Habitat:  This species is a protandric hermaphrodite.

Biology/Natural History:  The adult of this species looks much like P. danae, but the larvae are very distinctive.



 

References:

Dichotomous Keys:
  Kozloff, 1987, 1996

General References:
  Butler, 1980
  Jensen, 1995
  Lamb and Hanby, 2005

Scientific Articles:
Komai, T., 1999.  A revision of the genus Pandalus (Crustacea: Decapoda: Caridea: Pandalidae).  Journal of Natural History 33:9 pp. 1265-1372

Needler, Alfreda Berkeley, 1938.  The larval development of Pandalus stenolepis. Journal of the Fisheries Research Board of Canada 4a: 2 pp. 88-95

Rothlisberg, Peter C., 1980.  A complete larval description of Pandalus jordani Rathbun (Decapoda: Pandalidae) and its relation to other members of the genus Pandalus.  Crustaceana 38:1 pp. 19-48

Web sites:


General Notes and Observations:  Locations, abundances, unusual behaviors:


Carapace side view

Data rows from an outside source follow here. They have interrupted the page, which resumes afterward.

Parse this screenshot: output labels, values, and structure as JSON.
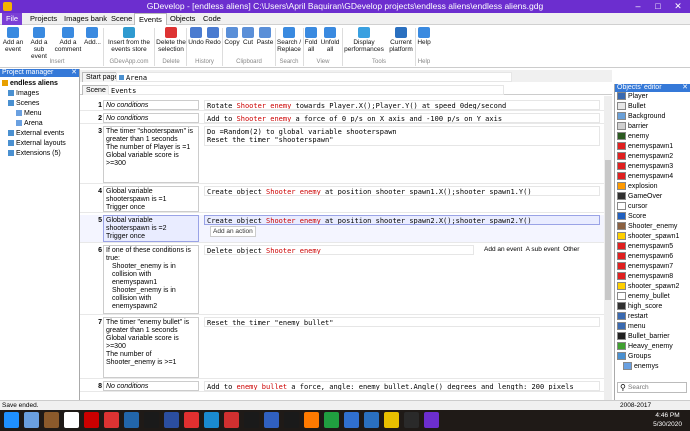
{
  "window": {
    "title": "GDevelop - [endless aliens] C:\\Users\\April Baquiran\\GDevelop projects\\endless aliens\\endless aliens.gdg"
  },
  "menu": [
    "File",
    "Projects",
    "Images bank",
    "Scene",
    "Events",
    "Objects",
    "Code"
  ],
  "ribbon": {
    "buttons": [
      "Add an event",
      "Add a sub event",
      "Add a comment",
      "Add...",
      "Insert from the events store",
      "Delete the selection",
      "Undo",
      "Redo",
      "Copy",
      "Cut",
      "Paste",
      "Search / Replace",
      "Fold all",
      "Unfold all",
      "Display performances",
      "Current platform",
      "Help"
    ],
    "groups": [
      "Insert",
      "GDevApp.com",
      "Delete",
      "History",
      "Clipboard",
      "Search",
      "View",
      "Tools",
      "Help"
    ]
  },
  "left_panel": {
    "title": "Project manager",
    "items": [
      "endless aliens",
      "Images",
      "Scenes",
      "Menu",
      "Arena",
      "External events",
      "External layouts",
      "Extensions (5)"
    ]
  },
  "tabs": [
    "Start page",
    "Arena"
  ],
  "subtabs": [
    "Scene",
    "Events"
  ],
  "events": {
    "e1": {
      "num": "1",
      "cond": "No conditions",
      "act_pre": "Rotate ",
      "act_obj": "Shooter_enemy",
      "act_post": " towards Player.X();Player.Y() at speed 0deg/second"
    },
    "e2": {
      "num": "2",
      "cond": "No conditions",
      "act_pre": "Add to ",
      "act_obj": "Shooter_enemy",
      "act_post": " a force of 0 p/s on X axis and -100 p/s on Y axis"
    },
    "e3": {
      "num": "3",
      "cond1": "The timer \"shooterspawn\" is greater than 1 seconds",
      "cond2": "The number of Player is =1",
      "cond3": "Global variable score is >=300",
      "act1": "Do =Random(2) to global variable shooterspawn",
      "act2": "Reset the timer \"shooterspawn\""
    },
    "e4": {
      "num": "4",
      "cond1": "Global variable shooterspawn is =1",
      "cond2": "Trigger once",
      "act_pre": "Create object ",
      "act_obj": "Shooter_enemy",
      "act_post": " at position shooter_spawn1.X();shooter_spawn1.Y()"
    },
    "e5": {
      "num": "5",
      "cond1": "Global variable shooterspawn is =2",
      "cond2": "Trigger once",
      "act_pre": "Create object ",
      "act_obj": "Shooter_enemy",
      "act_post": " at position shooter_spawn2.X();shooter_spawn2.Y()",
      "add_action": "Add an action"
    },
    "e6": {
      "num": "6",
      "cond1": "If one of these conditions is true:",
      "cond2": "Shooter_enemy is in collision with enemyspawn1",
      "cond3": "Shooter_enemy is in collision with enemyspawn2",
      "act_pre": "Delete object ",
      "act_obj": "Shooter_enemy",
      "links": [
        "Add an event",
        "A sub event",
        "Other"
      ]
    },
    "e7": {
      "num": "7",
      "cond1": "The timer \"enemy bullet\" is greater than 1 seconds",
      "cond2": "Global variable score is >=300",
      "cond3": "The number of Shooter_enemy is >=1",
      "act": "Reset the timer \"enemy bullet\""
    },
    "e8": {
      "num": "8",
      "cond": "No conditions",
      "act_pre": "Add to ",
      "act_obj": "enemy_bullet",
      "act_post": " a force, angle: enemy_bullet.Angle() degrees and length: 200 pixels"
    }
  },
  "right_panel": {
    "title": "Objects' editor",
    "items": [
      "Player",
      "Bullet",
      "Background",
      "barrier",
      "enemy",
      "enemyspawn1",
      "enemyspawn2",
      "enemyspawn3",
      "enemyspawn4",
      "explosion",
      "GameOver",
      "cursor",
      "Score",
      "Shooter_enemy",
      "shooter_spawn1",
      "enemyspawn5",
      "enemyspawn6",
      "enemyspawn7",
      "enemyspawn8",
      "shooter_spawn2",
      "enemy_bullet",
      "high_score",
      "restart",
      "menu",
      "Bullet_barrier",
      "Heavy_enemy"
    ],
    "groups_label": "Groups",
    "groups_item": "enemys",
    "search_placeholder": "Search"
  },
  "status": {
    "left": "Save ended.",
    "right": "2008-2017"
  },
  "clock": {
    "time": "4:46 PM",
    "date": "5/30/2020"
  },
  "colors": {
    "accent": "#6c2ecf",
    "panel_header": "#3579d8"
  }
}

In this side view of the carapace the dorsal spines, which extend to behind the midpoint of the carapace and have a red patch at the base, can be seen.  Also visible are the blue spots over the cardiac region of the carapace and the scattering of red, white, and yellow spots. The rougher patch of the carapace is anterior to the blue spots, but is not plainly visible here.  The blue spots farthest to the left are on the first abdominal segment.


In this side view of the rostrum the movable dorsal spines can be seen.


Tip of rostrum

The tip of the rostrum is bifid.  In this view the setae lining the ends of the antennal scales can be seen below the rostrum.


Antennal scale

This dorsal view of the anterior head shows that the antennal scale has a concave outer margin.

Dorsal abdomen

Abdominal segments 1-4 (and 5-6) have blue dots dorsally and laterally.


Abdomen side view

This side view of segments 3-6 of the abdomen show the pattern of spots plus the fact that abdominal segment 3 (far right) has no mid-dorsal carina nor a rear-projecting spine on the posterior margin.  The mid-dorsal blue spot cannot be seen on segment 5 in this view (but see the previous view).  Note also that the main lateral markings on the abdomen are red dots, some of which are aggregated into reddish stripes which angle upward posteriorly, as opposed to the well-defined red stripes on the sides of Pandalus danae's abdomen, which angle downward posteriorly.

Telson

The telson has 3-5 pairs of dorsolateral spines.



Authors and Editors of Page:
Dave Cowles (2012):  Created original page
CSS coding for page developed by Jonathan Cowles (2007)

Salish Sea Invertebrates web site provided courtesy of Walla Walla University